Required action
Write the records out again, exactly as they stand below.

Input records
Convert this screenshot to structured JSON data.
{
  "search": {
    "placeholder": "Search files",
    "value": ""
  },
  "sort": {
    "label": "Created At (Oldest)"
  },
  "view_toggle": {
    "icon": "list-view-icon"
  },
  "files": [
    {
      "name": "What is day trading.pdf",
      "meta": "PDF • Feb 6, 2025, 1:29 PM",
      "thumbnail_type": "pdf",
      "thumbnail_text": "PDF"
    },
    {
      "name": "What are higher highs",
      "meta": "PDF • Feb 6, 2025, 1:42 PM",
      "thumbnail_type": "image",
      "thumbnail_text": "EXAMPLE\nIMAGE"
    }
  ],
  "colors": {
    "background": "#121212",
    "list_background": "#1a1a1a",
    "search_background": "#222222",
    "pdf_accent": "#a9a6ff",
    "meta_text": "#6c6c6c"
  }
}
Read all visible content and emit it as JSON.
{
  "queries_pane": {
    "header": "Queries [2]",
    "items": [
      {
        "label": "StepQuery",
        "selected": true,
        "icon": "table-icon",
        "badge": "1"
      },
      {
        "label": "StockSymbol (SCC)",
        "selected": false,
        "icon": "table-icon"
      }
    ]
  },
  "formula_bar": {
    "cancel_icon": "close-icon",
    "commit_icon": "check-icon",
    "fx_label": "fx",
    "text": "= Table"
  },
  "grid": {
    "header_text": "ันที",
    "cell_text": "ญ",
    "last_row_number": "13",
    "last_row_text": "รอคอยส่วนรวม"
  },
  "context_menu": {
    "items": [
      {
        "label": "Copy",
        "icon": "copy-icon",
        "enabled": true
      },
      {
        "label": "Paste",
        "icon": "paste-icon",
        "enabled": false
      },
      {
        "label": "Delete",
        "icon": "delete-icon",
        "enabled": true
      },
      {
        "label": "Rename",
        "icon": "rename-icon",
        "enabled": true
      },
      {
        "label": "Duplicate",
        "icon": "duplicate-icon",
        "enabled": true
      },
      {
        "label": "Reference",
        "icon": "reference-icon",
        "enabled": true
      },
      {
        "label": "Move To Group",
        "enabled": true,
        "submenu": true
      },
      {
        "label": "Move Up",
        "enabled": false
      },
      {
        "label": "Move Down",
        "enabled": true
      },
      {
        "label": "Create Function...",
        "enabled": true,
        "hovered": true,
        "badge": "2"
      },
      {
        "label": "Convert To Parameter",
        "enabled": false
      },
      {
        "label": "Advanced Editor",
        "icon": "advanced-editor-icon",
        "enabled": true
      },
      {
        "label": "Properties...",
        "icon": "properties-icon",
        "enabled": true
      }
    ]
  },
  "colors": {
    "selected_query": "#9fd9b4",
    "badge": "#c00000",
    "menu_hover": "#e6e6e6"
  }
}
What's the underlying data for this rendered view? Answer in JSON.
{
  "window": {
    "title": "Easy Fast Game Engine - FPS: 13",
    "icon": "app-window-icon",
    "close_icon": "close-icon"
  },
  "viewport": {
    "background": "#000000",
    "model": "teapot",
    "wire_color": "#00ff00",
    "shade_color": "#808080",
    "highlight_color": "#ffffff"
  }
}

Your solution
Convert this screenshot to structured JSON data.
{
  "search": {
    "placeholder": "Search files",
    "value": ""
  },
  "sort": {
    "label": "Created At (Oldest)"
  },
  "view_toggle": {
    "icon": "list-view-icon"
  },
  "files": [
    {
      "name": "What is day trading.pdf",
      "meta": "PDF • Feb 6, 2025, 1:29 PM",
      "thumbnail_type": "pdf",
      "thumbnail_text": "PDF"
    },
    {
      "name": "What are higher highs",
      "meta": "PDF • Feb 6, 2025, 1:42 PM",
      "thumbnail_type": "image",
      "thumbnail_text": "EXAMPLE\nIMAGE"
    }
  ],
  "colors": {
    "background": "#121212",
    "list_background": "#1a1a1a",
    "search_background": "#222222",
    "pdf_accent": "#a9a6ff",
    "meta_text": "#6c6c6c"
  }
}
Read all visible content and emit it as JSON.
{
  "queries_pane": {
    "header": "Queries [2]",
    "items": [
      {
        "label": "StepQuery",
        "selected": true,
        "icon": "table-icon",
        "badge": "1"
      },
      {
        "label": "StockSymbol (SCC)",
        "selected": false,
        "icon": "table-icon"
      }
    ]
  },
  "formula_bar": {
    "cancel_icon": "close-icon",
    "commit_icon": "check-icon",
    "fx_label": "fx",
    "text": "= Table"
  },
  "grid": {
    "header_text": "ันที",
    "cell_text": "ญ",
    "last_row_number": "13",
    "last_row_text": "รอคอยส่วนรวม"
  },
  "context_menu": {
    "items": [
      {
        "label": "Copy",
        "icon": "copy-icon",
        "enabled": true
      },
      {
        "label": "Paste",
        "icon": "paste-icon",
        "enabled": false
      },
      {
        "label": "Delete",
        "icon": "delete-icon",
        "enabled": true
      },
      {
        "label": "Rename",
        "icon": "rename-icon",
        "enabled": true
      },
      {
        "label": "Duplicate",
        "icon": "duplicate-icon",
        "enabled": true
      },
      {
        "label": "Reference",
        "icon": "reference-icon",
        "enabled": true
      },
      {
        "label": "Move To Group",
        "enabled": true,
        "submenu": true
      },
      {
        "label": "Move Up",
        "enabled": false
      },
      {
        "label": "Move Down",
        "enabled": true
      },
      {
        "label": "Create Function...",
        "enabled": true,
        "hovered": true,
        "badge": "2"
      },
      {
        "label": "Convert To Parameter",
        "enabled": false
      },
      {
        "label": "Advanced Editor",
        "icon": "advanced-editor-icon",
        "enabled": true
      },
      {
        "label": "Properties...",
        "icon": "properties-icon",
        "enabled": true
      }
    ]
  },
  "colors": {
    "selected_query": "#9fd9b4",
    "badge": "#c00000",
    "menu_hover": "#e6e6e6"
  }
}
What's the underlying data for this rendered view? Answer in JSON.
{
  "window": {
    "title": "Easy Fast Game Engine - FPS: 13",
    "icon": "app-window-icon",
    "close_icon": "close-icon"
  },
  "viewport": {
    "background": "#000000",
    "model": "teapot",
    "wire_color": "#00ff00",
    "shade_color": "#808080",
    "highlight_color": "#ffffff"
  }
}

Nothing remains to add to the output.